This is on purpose, a means of keeping
him away from the real students
and to keep him from challenging
himself academically — and to keep
him focused on his job of playing
football. In this way, my student was
acknowledging a racism particular to
the Black student athlete. Some Black
athletes are worshipped as heroes in
certain settings; ridiculed and resented
regarding their educational engagement
in other spaces; and alienated by
a system that puts them under
surveillance as a means to keep them
compliant and that largely controls
their time, relationships, and outputs.
Graduate assistants patrol halls to
conduct classroom checks, tracking and
reporting athlete attendance (largely
only football players). Journalists peruse
the police dockets daily to see if any
athletes have made the list of arrestees.
And football players are strongly
discouraged from joining organizations
away from athletics, like #CS1950 and
fraternities. They don’t have time for
the extracurricular activities that are
the benefits of attending a prestigious
college and university. Their time is
accounted for — their home, family,
and job are their sport.
In addition to joining a student
movement that highlighted the
shared phenomenon of living while Black, our Black male college athletes have
contemporary sports heroes and models to emulate. Black male athlete activism
is not new. One could begin with Tom Molineaux and his aspiration to be a
prizefighter to purchase his freedom from slavery. Many have written about or
studied Jack Johnson, another prizefighter who bucked the status quo and battled
desegregating the heavyweight world championship. Of course, there’s Muhammad
Ali and his refusal to fight in the Vietnam War. And Ali’s activism leads right into
the Olympic Project for Human Rights and the broader statement by Black athletes
including Jim Brown, Bill Russell, Kareem Abdul-Jabbar and others.
A few more recent and relevant moments:
• March 2012: LeBron James, Dwyane Wade and members of the 2012 Miami
Heat post a photo on Twitter with hoodies and heads lowered in mourning for
• 2013: College football players around the country wrote “APU” — All Players
United — on their gear in protest of collegiate amateurism.
• April 2014: Los Angeles Clippers’ players wear their warm-up shirts inside out
and put their shirts on the middle of the floor to cover the team logo after owner

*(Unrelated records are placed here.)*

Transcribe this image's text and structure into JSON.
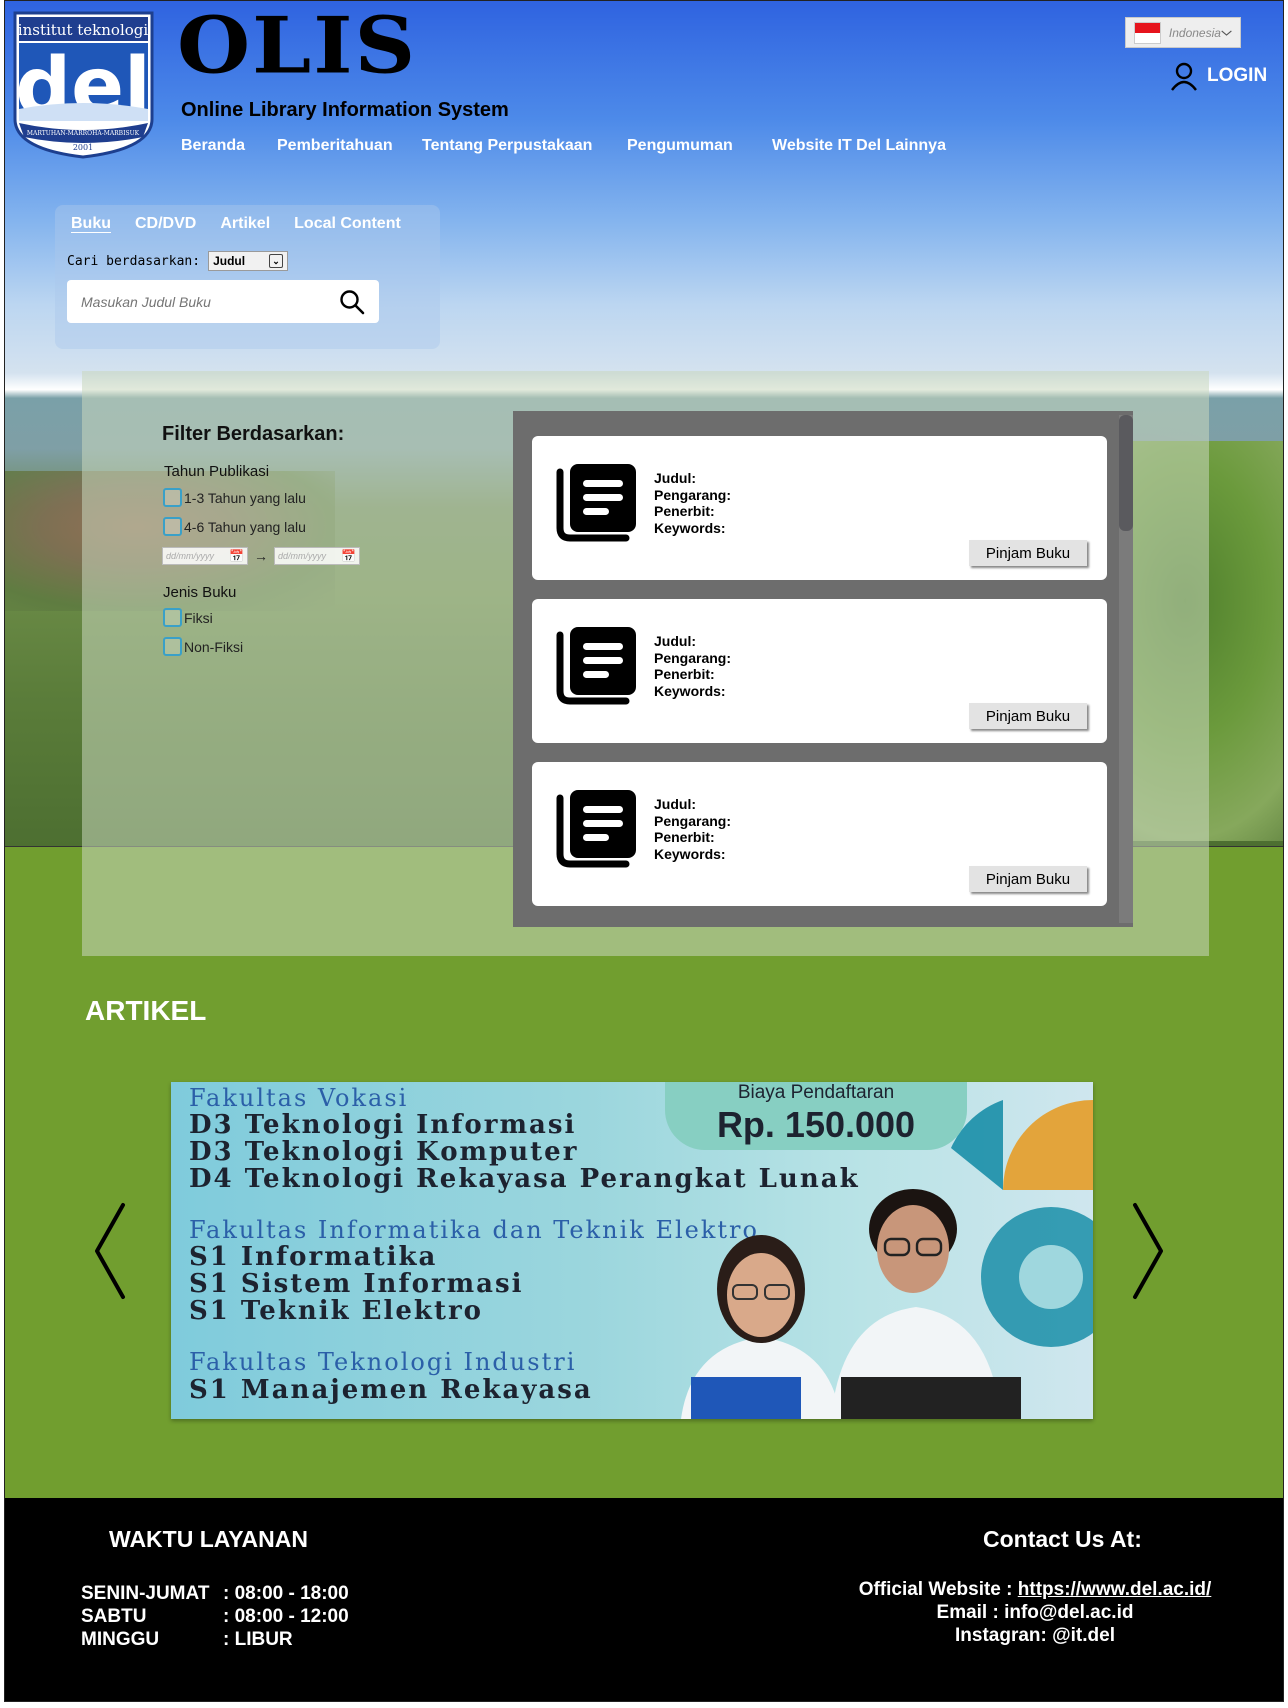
{
  "header": {
    "logo_text_top": "institut teknologi",
    "logo_text_main": "del",
    "logo_text_motto": "MARTUHAN-MARROHA-MARBISUK",
    "logo_text_year": "2001",
    "brand_title": "OLIS",
    "brand_subtitle": "Online Library Information System",
    "nav": [
      {
        "label": "Beranda"
      },
      {
        "label": "Pemberitahuan"
      },
      {
        "label": "Tentang Perpustakaan"
      },
      {
        "label": "Pengumuman"
      },
      {
        "label": "Website IT Del Lainnya"
      }
    ],
    "language": "Indonesia",
    "login_label": "LOGIN"
  },
  "search": {
    "tabs": [
      "Buku",
      "CD/DVD",
      "Artikel",
      "Local Content"
    ],
    "active_tab": "Buku",
    "search_by_label": "Cari berdasarkan:",
    "search_by_value": "Judul",
    "placeholder": "Masukan Judul Buku"
  },
  "filter": {
    "title": "Filter Berdasarkan:",
    "year_label": "Tahun Publikasi",
    "year_options": [
      "1-3 Tahun yang lalu",
      "4-6 Tahun yang lalu"
    ],
    "date_placeholder": "dd/mm/yyyy",
    "type_label": "Jenis Buku",
    "type_options": [
      "Fiksi",
      "Non-Fiksi"
    ]
  },
  "results": {
    "fields": [
      "Judul:",
      "Pengarang:",
      "Penerbit:",
      "Keywords:"
    ],
    "button_label": "Pinjam Buku",
    "cards": [
      {
        "judul": "",
        "pengarang": "",
        "penerbit": "",
        "keywords": ""
      },
      {
        "judul": "",
        "pengarang": "",
        "penerbit": "",
        "keywords": ""
      },
      {
        "judul": "",
        "pengarang": "",
        "penerbit": "",
        "keywords": ""
      }
    ]
  },
  "artikel": {
    "title": "ARTIKEL",
    "banner": {
      "fee_label": "Biaya Pendaftaran",
      "fee_value": "Rp. 150.000",
      "faculties": [
        {
          "name": "Fakultas Vokasi",
          "programs": [
            "D3 Teknologi Informasi",
            "D3 Teknologi Komputer",
            "D4 Teknologi Rekayasa Perangkat Lunak"
          ]
        },
        {
          "name": "Fakultas Informatika dan Teknik Elektro",
          "programs": [
            "S1 Informatika",
            "S1 Sistem Informasi",
            "S1 Teknik Elektro"
          ]
        },
        {
          "name": "Fakultas Teknologi Industri",
          "programs": [
            "S1 Manajemen Rekayasa"
          ]
        }
      ]
    }
  },
  "footer": {
    "service_title": "WAKTU LAYANAN",
    "hours": [
      {
        "day": "SENIN-JUMAT",
        "time": ": 08:00 - 18:00"
      },
      {
        "day": "SABTU",
        "time": ": 08:00 - 12:00"
      },
      {
        "day": "MINGGU",
        "time": " : LIBUR"
      }
    ],
    "contact_title": "Contact Us At:",
    "website_label": "Official Website : ",
    "website_url": "https://www.del.ac.id/",
    "email": "Email : info@del.ac.id",
    "instagram": "Instagran: @it.del"
  },
  "colors": {
    "header_blue": "#2f63e0",
    "green_section": "#719e2f",
    "footer_bg": "#000000",
    "results_bg": "#6d6d6d",
    "checkbox_border": "#3aa0c8"
  }
}
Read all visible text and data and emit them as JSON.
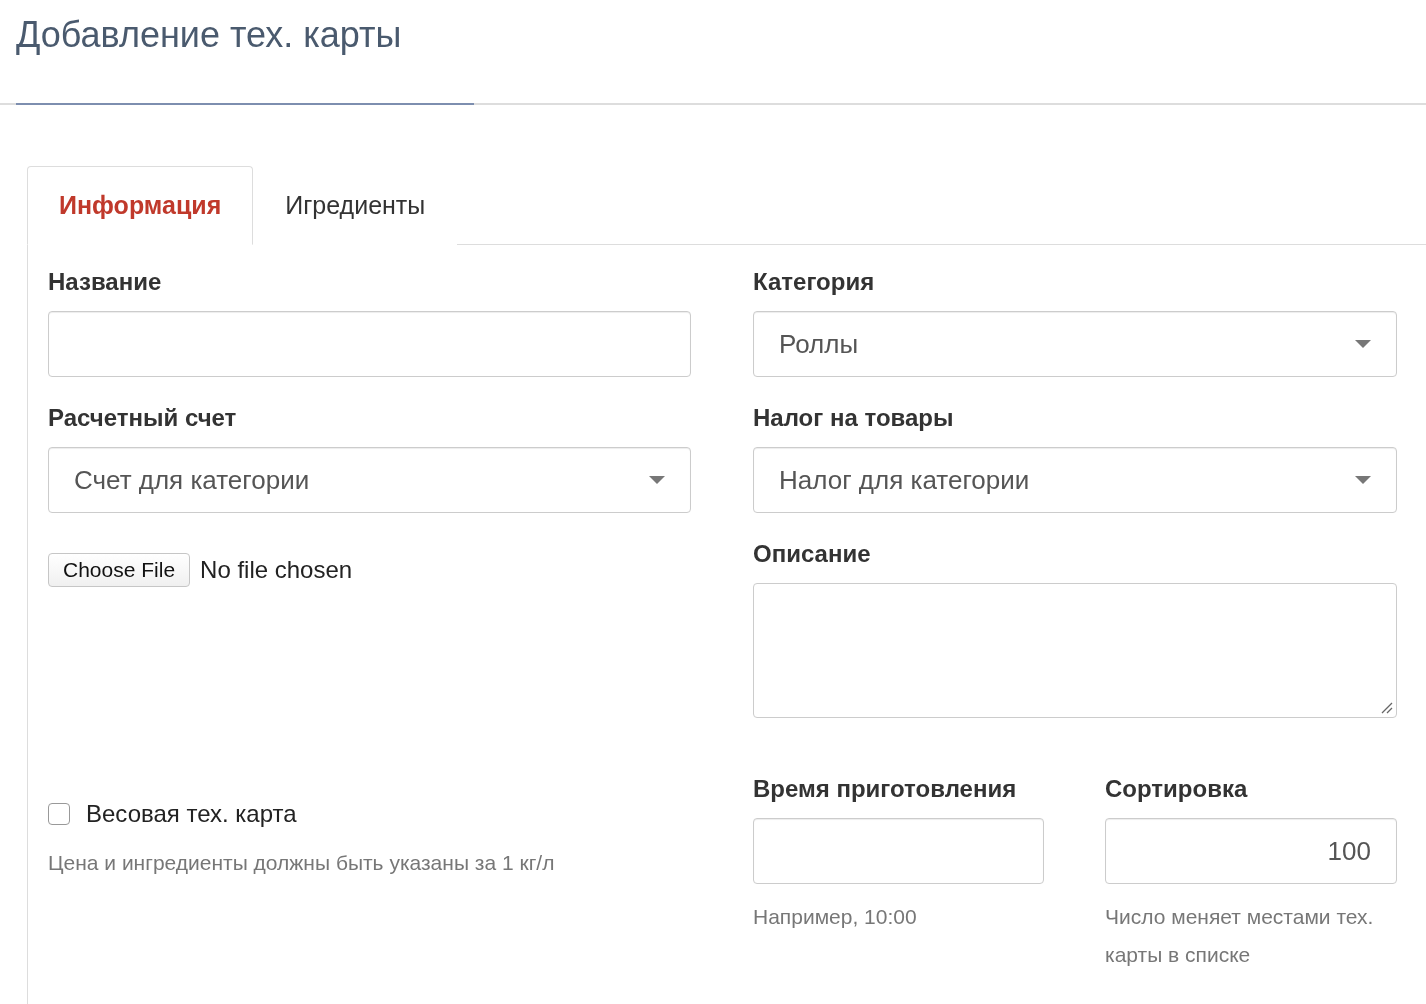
{
  "page_title": "Добавление тех. карты",
  "tabs": [
    {
      "label": "Информация",
      "selected": true
    },
    {
      "label": "Игредиенты",
      "selected": false
    }
  ],
  "name_field": {
    "label": "Название"
  },
  "category_field": {
    "label": "Категория",
    "value": "Роллы"
  },
  "account_field": {
    "label": "Расчетный счет",
    "value": "Счет для категории"
  },
  "tax_field": {
    "label": "Налог на товары",
    "value": "Налог для категории"
  },
  "file_input": {
    "button": "Choose File",
    "status": "No file chosen"
  },
  "description_field": {
    "label": "Описание"
  },
  "weight_checkbox": {
    "label": "Весовая тех. карта",
    "checked": false,
    "help": "Цена и ингредиенты должны быть указаны за 1 кг/л"
  },
  "cooking_time_field": {
    "label": "Время приготовления",
    "help": "Например, 10:00"
  },
  "sort_field": {
    "label": "Сортировка",
    "value": "100",
    "help": "Число меняет местами тех. карты в списке"
  }
}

Donald Sterling’s hate-filled rant.
• November 2014: Some players of the St. Louis Rams run out for introductions
with their hands raised, in the “hands up, don’t shoot” pose in solidarity with
#BlackLivesMatter after Michael Brown’s shooting death in nearby Ferguson, Missouri.
Thus, the action of Black members of Mizzou’s football team is in step with
the current climate of Black athlete protests. “Let this be a testament to all of the
athletes across the country that you do have power,” pronounced Tigers defensive
end Charles Harris (Nov. 11, 2015, espn.com). Harris and others considered their
action a rallying cry. The impact goes beyond sports: Students in support and against
were motivated to speak more openly; universities have renewed support for diversity
in hiring, admissions, and treatment of students; several university presidents have
restated their positions on freedom of speech and civility; and sports scholars have
pronounced the Black football protest a part of history to be taught in courses.
This is the blessing and the curse of the collegiate arms race. The fight to find and
secure the best talent in order to win football games makes each big-time sports
school vulnerable to the actions of their star athletes, who together can shut down an
Some Black athletes are worshipped as heroes in certain settings; ridiculed and resented
regarding their educational engagement in other spaces; and alienated by a system that
puts them under surveillance as a means to keep them compliant ... .